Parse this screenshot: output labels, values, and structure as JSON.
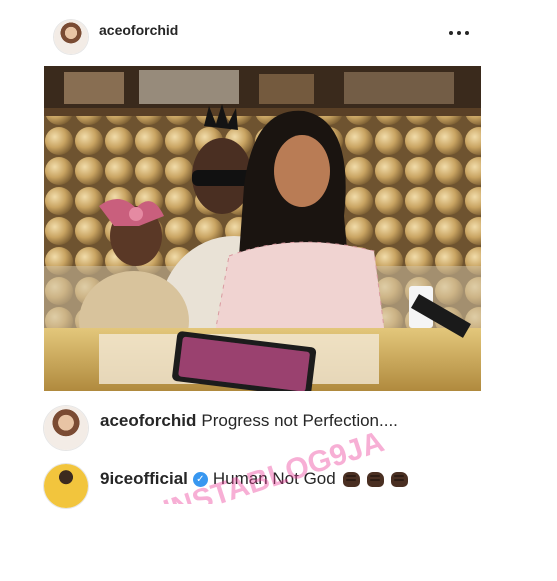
{
  "post": {
    "username": "aceoforchid",
    "more_icon": "more-horizontal-icon"
  },
  "comments": [
    {
      "user": "aceoforchid",
      "text": "Progress not Perfection....",
      "verified": false
    },
    {
      "user": "9iceofficial",
      "text": "Human Not God",
      "verified": true,
      "emoji_count": 3
    }
  ],
  "watermark": {
    "text": "INSTABLOG9JA"
  },
  "colors": {
    "text": "#262626",
    "verified": "#3897f0",
    "watermark": "#ec409a"
  }
}
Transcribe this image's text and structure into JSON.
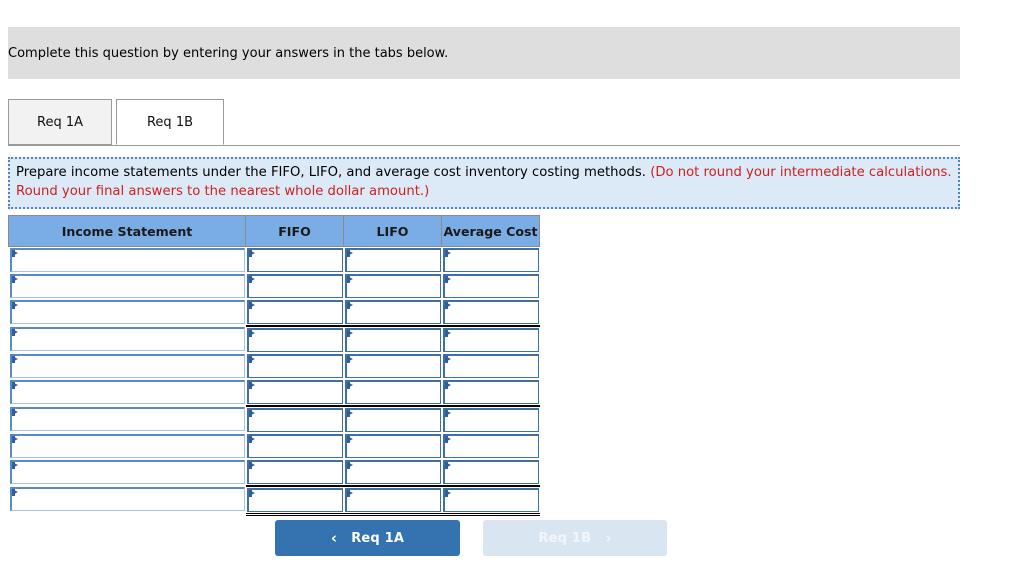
{
  "banner": {
    "text": "Complete this question by entering your answers in the tabs below."
  },
  "tabs": [
    {
      "label": "Req 1A",
      "active": false
    },
    {
      "label": "Req 1B",
      "active": true
    }
  ],
  "instruction": {
    "main": "Prepare income statements under the FIFO, LIFO, and average cost inventory costing methods. ",
    "note": "(Do not round your intermediate calculations. Round your final answers to the nearest whole dollar amount.)",
    "note_color": "#d01f1f"
  },
  "table": {
    "headers": [
      "Income Statement",
      "FIFO",
      "LIFO",
      "Average Cost"
    ],
    "row_count": 10,
    "rows": [
      {
        "label": "",
        "fifo": "",
        "lifo": "",
        "average_cost": ""
      },
      {
        "label": "",
        "fifo": "",
        "lifo": "",
        "average_cost": ""
      },
      {
        "label": "",
        "fifo": "",
        "lifo": "",
        "average_cost": ""
      },
      {
        "label": "",
        "fifo": "",
        "lifo": "",
        "average_cost": ""
      },
      {
        "label": "",
        "fifo": "",
        "lifo": "",
        "average_cost": ""
      },
      {
        "label": "",
        "fifo": "",
        "lifo": "",
        "average_cost": ""
      },
      {
        "label": "",
        "fifo": "",
        "lifo": "",
        "average_cost": ""
      },
      {
        "label": "",
        "fifo": "",
        "lifo": "",
        "average_cost": ""
      },
      {
        "label": "",
        "fifo": "",
        "lifo": "",
        "average_cost": ""
      },
      {
        "label": "",
        "fifo": "",
        "lifo": "",
        "average_cost": ""
      }
    ],
    "subtotal_rule_rows": [
      4,
      7,
      10
    ],
    "total_rule_row": 10,
    "header_color": "#7aace5"
  },
  "nav": {
    "prev_label": "Req 1A",
    "prev_icon": "chevron-left-icon",
    "prev_color": "#3473b0",
    "next_label": "Req 1B",
    "next_icon": "chevron-right-icon",
    "next_color": "#dae5f2",
    "next_disabled": true
  }
}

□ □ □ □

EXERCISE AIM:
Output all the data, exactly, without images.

RESPONSE FOR THIS EXERCISE:
Parse this screenshot: output labels, values, and structure as JSON.
{
  "post": {
    "username": "aceoforchid",
    "more_icon": "more-horizontal-icon"
  },
  "comments": [
    {
      "user": "aceoforchid",
      "text": "Progress not Perfection....",
      "verified": false
    },
    {
      "user": "9iceofficial",
      "text": "Human Not God",
      "verified": true,
      "emoji_count": 3
    }
  ],
  "watermark": {
    "text": "INSTABLOG9JA"
  },
  "colors": {
    "text": "#262626",
    "verified": "#3897f0",
    "watermark": "#ec409a"
  }
}
Transcribe this image's text and structure into JSON.
{
  "banner": {
    "text": "Complete this question by entering your answers in the tabs below."
  },
  "tabs": [
    {
      "label": "Req 1A",
      "active": false
    },
    {
      "label": "Req 1B",
      "active": true
    }
  ],
  "instruction": {
    "main": "Prepare income statements under the FIFO, LIFO, and average cost inventory costing methods. ",
    "note": "(Do not round your intermediate calculations. Round your final answers to the nearest whole dollar amount.)",
    "note_color": "#d01f1f"
  },
  "table": {
    "headers": [
      "Income Statement",
      "FIFO",
      "LIFO",
      "Average Cost"
    ],
    "row_count": 10,
    "rows": [
      {
        "label": "",
        "fifo": "",
        "lifo": "",
        "average_cost": ""
      },
      {
        "label": "",
        "fifo": "",
        "lifo": "",
        "average_cost": ""
      },
      {
        "label": "",
        "fifo": "",
        "lifo": "",
        "average_cost": ""
      },
      {
        "label": "",
        "fifo": "",
        "lifo": "",
        "average_cost": ""
      },
      {
        "label": "",
        "fifo": "",
        "lifo": "",
        "average_cost": ""
      },
      {
        "label": "",
        "fifo": "",
        "lifo": "",
        "average_cost": ""
      },
      {
        "label": "",
        "fifo": "",
        "lifo": "",
        "average_cost": ""
      },
      {
        "label": "",
        "fifo": "",
        "lifo": "",
        "average_cost": ""
      },
      {
        "label": "",
        "fifo": "",
        "lifo": "",
        "average_cost": ""
      },
      {
        "label": "",
        "fifo": "",
        "lifo": "",
        "average_cost": ""
      }
    ],
    "subtotal_rule_rows": [
      4,
      7,
      10
    ],
    "total_rule_row": 10,
    "header_color": "#7aace5"
  },
  "nav": {
    "prev_label": "Req 1A",
    "prev_icon": "chevron-left-icon",
    "prev_color": "#3473b0",
    "next_label": "Req 1B",
    "next_icon": "chevron-right-icon",
    "next_color": "#dae5f2",
    "next_disabled": true
  }
}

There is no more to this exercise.